• [Exercise]:
Scan the entries for lines containing the string "Brain". Reply with how many there are, and nothing else.

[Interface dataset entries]
- Opening Delimiter -

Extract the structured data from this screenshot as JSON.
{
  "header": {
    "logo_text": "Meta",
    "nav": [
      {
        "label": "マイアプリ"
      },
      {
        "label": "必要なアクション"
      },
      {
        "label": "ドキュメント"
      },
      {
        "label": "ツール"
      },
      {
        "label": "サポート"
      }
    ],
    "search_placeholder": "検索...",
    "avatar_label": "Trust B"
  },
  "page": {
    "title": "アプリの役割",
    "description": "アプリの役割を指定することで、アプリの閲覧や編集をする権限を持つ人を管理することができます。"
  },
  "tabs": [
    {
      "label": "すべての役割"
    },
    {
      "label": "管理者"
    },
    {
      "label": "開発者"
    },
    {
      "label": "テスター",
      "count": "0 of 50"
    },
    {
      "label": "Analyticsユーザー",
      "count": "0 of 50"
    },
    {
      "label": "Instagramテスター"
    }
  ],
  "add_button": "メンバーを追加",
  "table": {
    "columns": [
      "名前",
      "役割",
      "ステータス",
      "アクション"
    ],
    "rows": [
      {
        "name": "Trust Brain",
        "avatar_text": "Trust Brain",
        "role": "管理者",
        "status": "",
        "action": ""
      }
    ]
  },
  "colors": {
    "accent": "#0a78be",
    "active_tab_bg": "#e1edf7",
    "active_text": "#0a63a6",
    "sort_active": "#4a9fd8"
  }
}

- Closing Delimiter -

• [Reply]:
2